## Aim of the task:
Scan the entries below and count the lines holding the string "image". Supply only the number.

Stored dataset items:
>>

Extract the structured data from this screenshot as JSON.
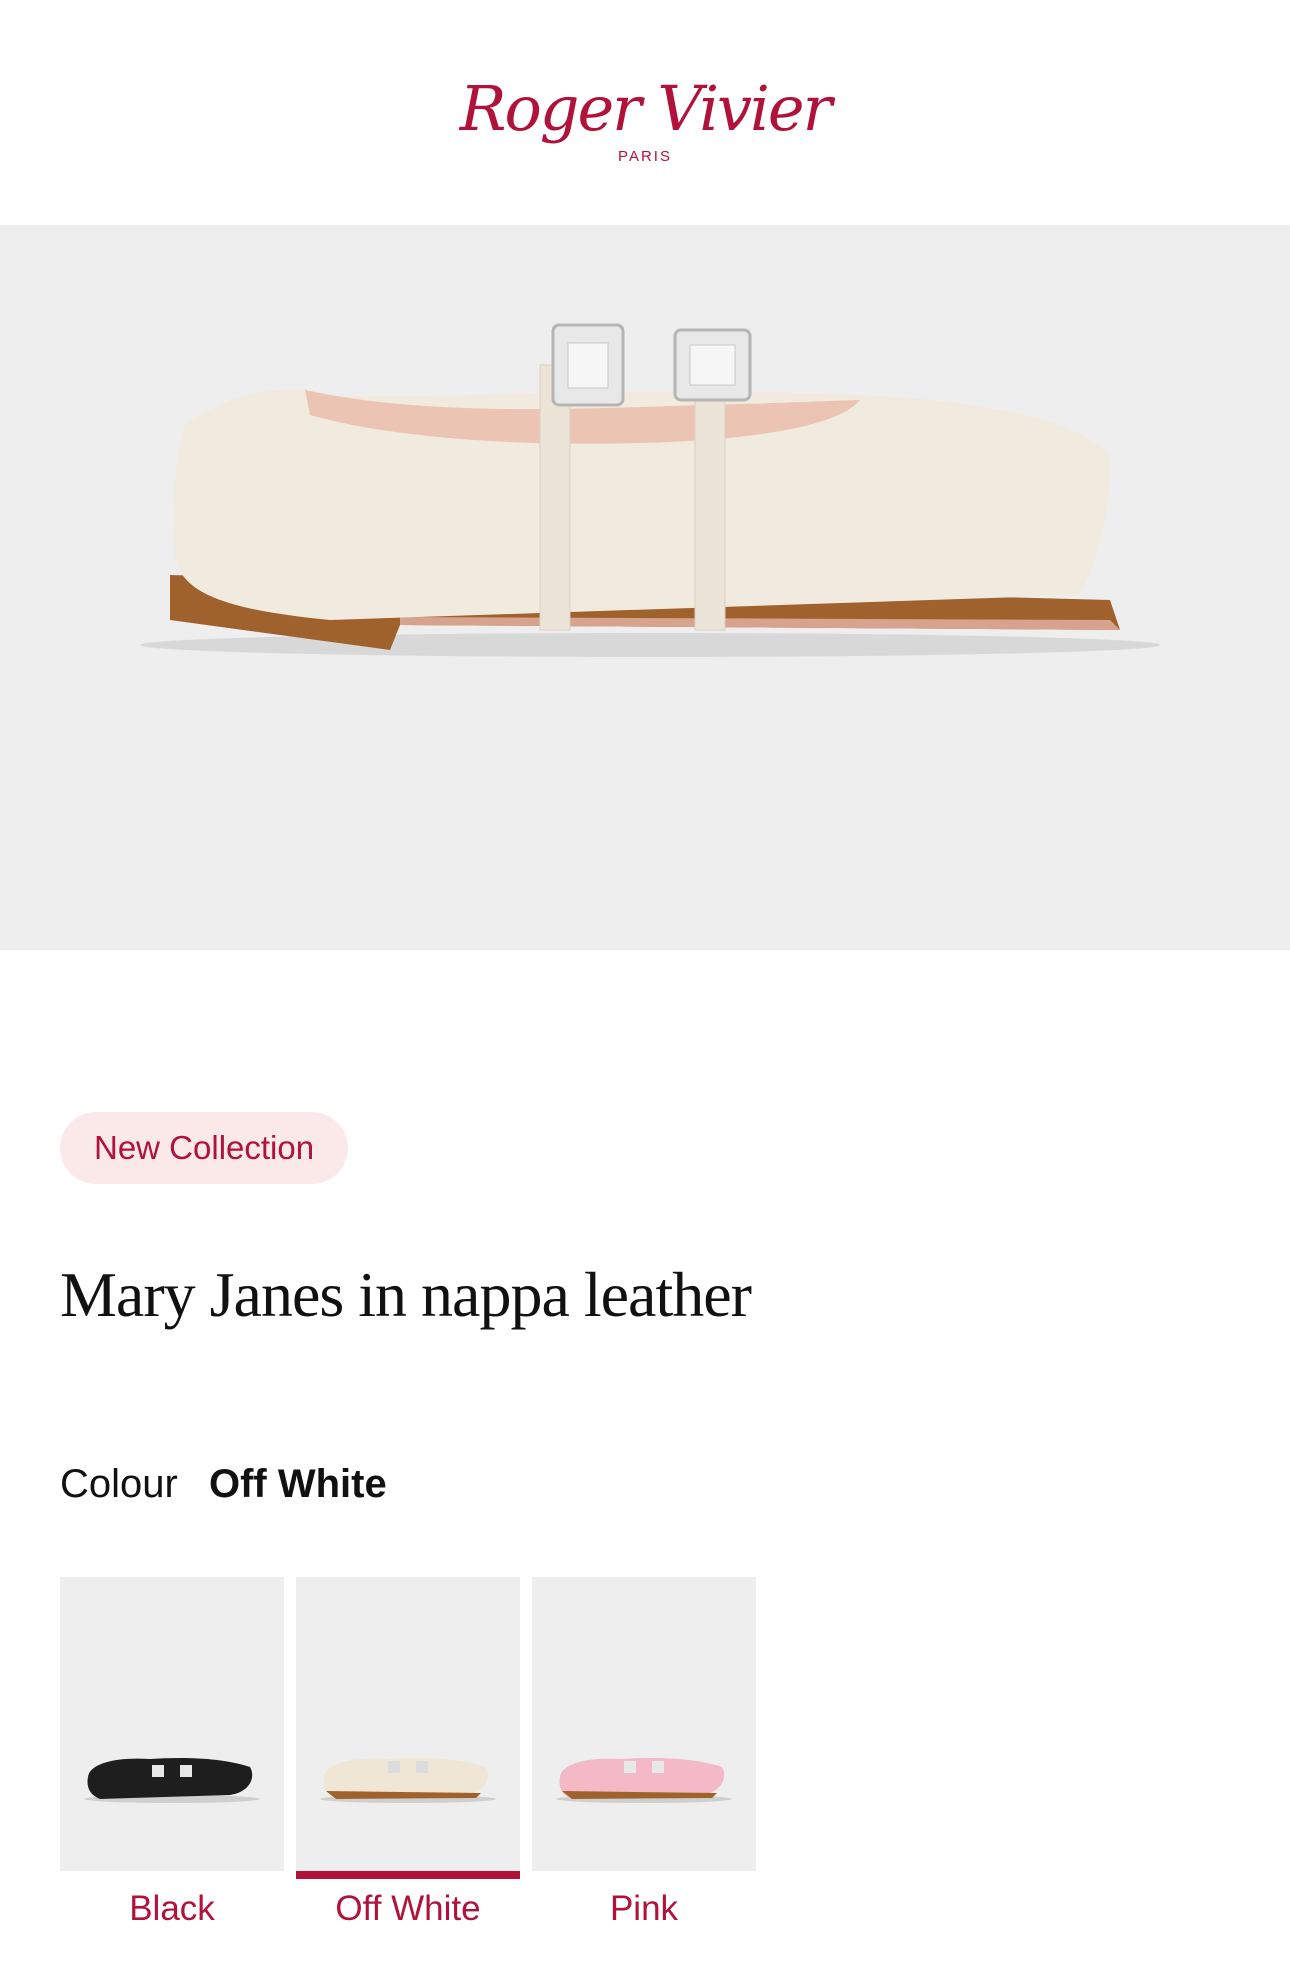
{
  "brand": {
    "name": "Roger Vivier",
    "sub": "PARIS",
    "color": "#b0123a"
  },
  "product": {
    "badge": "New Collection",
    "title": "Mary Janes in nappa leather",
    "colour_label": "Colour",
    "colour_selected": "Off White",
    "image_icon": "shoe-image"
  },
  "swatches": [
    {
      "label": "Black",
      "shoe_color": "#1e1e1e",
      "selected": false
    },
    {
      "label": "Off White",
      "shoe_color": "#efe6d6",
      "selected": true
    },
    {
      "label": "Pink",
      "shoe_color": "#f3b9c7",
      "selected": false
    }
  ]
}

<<
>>

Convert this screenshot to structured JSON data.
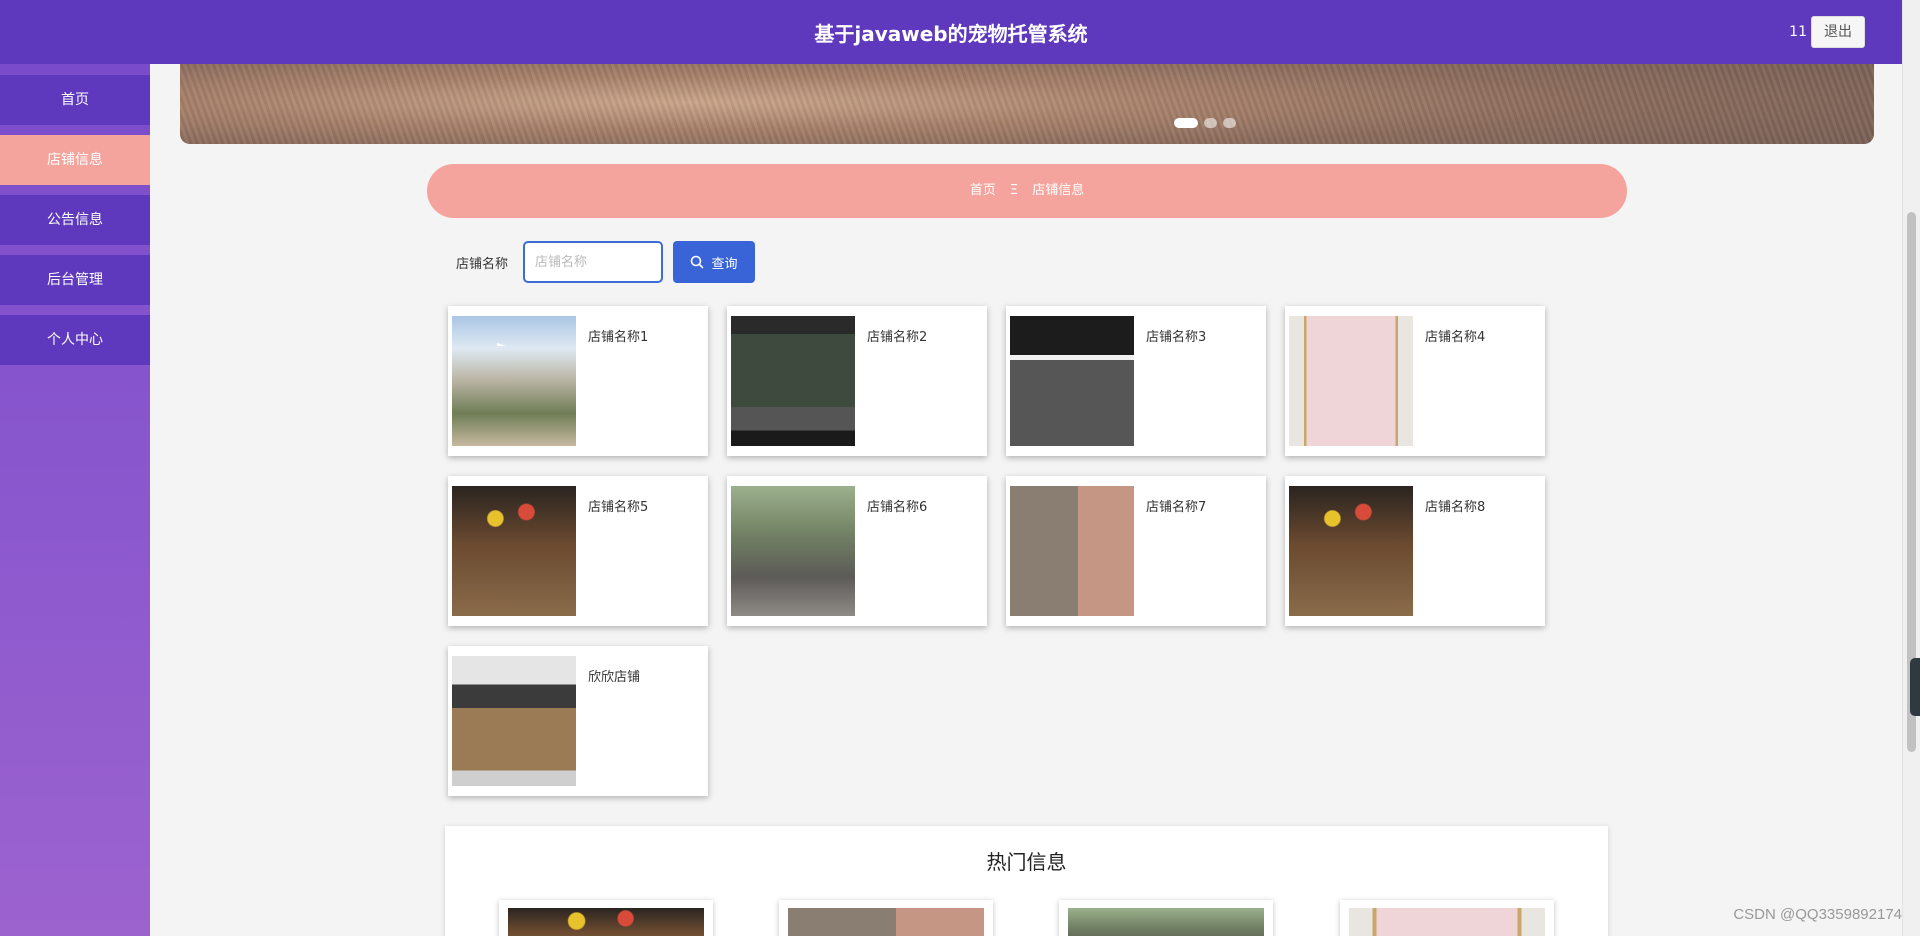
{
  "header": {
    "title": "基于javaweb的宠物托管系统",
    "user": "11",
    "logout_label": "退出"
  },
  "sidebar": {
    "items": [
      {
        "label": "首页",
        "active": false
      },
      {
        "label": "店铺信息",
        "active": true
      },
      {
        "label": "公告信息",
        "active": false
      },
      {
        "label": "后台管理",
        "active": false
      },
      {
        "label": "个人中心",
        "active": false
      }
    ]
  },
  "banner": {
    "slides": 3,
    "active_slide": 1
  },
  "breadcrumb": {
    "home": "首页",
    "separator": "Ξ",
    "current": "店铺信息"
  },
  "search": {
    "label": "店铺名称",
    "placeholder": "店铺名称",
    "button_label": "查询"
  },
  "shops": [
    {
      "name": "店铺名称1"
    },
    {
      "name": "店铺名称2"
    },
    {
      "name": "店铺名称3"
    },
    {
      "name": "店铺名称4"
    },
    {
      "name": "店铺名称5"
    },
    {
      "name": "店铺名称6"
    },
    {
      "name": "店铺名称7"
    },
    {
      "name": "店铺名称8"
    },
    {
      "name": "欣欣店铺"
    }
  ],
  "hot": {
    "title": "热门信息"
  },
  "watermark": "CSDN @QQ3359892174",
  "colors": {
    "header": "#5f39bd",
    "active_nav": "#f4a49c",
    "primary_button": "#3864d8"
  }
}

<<
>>

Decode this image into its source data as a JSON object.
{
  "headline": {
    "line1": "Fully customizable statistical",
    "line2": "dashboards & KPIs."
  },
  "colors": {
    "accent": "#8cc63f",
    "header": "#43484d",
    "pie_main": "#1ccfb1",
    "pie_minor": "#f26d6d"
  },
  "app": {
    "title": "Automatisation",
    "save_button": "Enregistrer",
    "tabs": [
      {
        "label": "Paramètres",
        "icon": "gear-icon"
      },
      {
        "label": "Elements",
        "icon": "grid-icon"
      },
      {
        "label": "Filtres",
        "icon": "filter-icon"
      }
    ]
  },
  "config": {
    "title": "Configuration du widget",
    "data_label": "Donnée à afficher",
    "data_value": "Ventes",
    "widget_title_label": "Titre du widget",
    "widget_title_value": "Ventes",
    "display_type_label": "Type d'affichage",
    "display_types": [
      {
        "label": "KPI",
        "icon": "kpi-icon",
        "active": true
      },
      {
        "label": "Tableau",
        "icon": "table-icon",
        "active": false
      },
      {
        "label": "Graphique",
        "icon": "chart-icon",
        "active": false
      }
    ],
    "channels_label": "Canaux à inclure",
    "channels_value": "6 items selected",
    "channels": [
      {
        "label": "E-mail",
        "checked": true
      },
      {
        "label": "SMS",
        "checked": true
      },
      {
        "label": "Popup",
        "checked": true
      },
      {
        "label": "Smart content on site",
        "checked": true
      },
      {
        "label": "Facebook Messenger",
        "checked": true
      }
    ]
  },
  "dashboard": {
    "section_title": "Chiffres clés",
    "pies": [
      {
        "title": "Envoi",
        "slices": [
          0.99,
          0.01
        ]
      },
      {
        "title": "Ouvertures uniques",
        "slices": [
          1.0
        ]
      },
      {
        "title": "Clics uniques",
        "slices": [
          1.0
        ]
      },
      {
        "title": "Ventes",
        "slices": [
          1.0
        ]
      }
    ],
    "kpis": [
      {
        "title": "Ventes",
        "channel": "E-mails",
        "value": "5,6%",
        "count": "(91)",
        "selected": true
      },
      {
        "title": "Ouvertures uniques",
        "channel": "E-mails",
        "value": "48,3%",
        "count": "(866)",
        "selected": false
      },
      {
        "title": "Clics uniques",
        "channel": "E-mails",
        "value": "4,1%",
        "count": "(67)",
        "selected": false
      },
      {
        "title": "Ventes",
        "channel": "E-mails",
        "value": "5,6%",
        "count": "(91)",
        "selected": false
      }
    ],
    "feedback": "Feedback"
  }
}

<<

## Reply:
2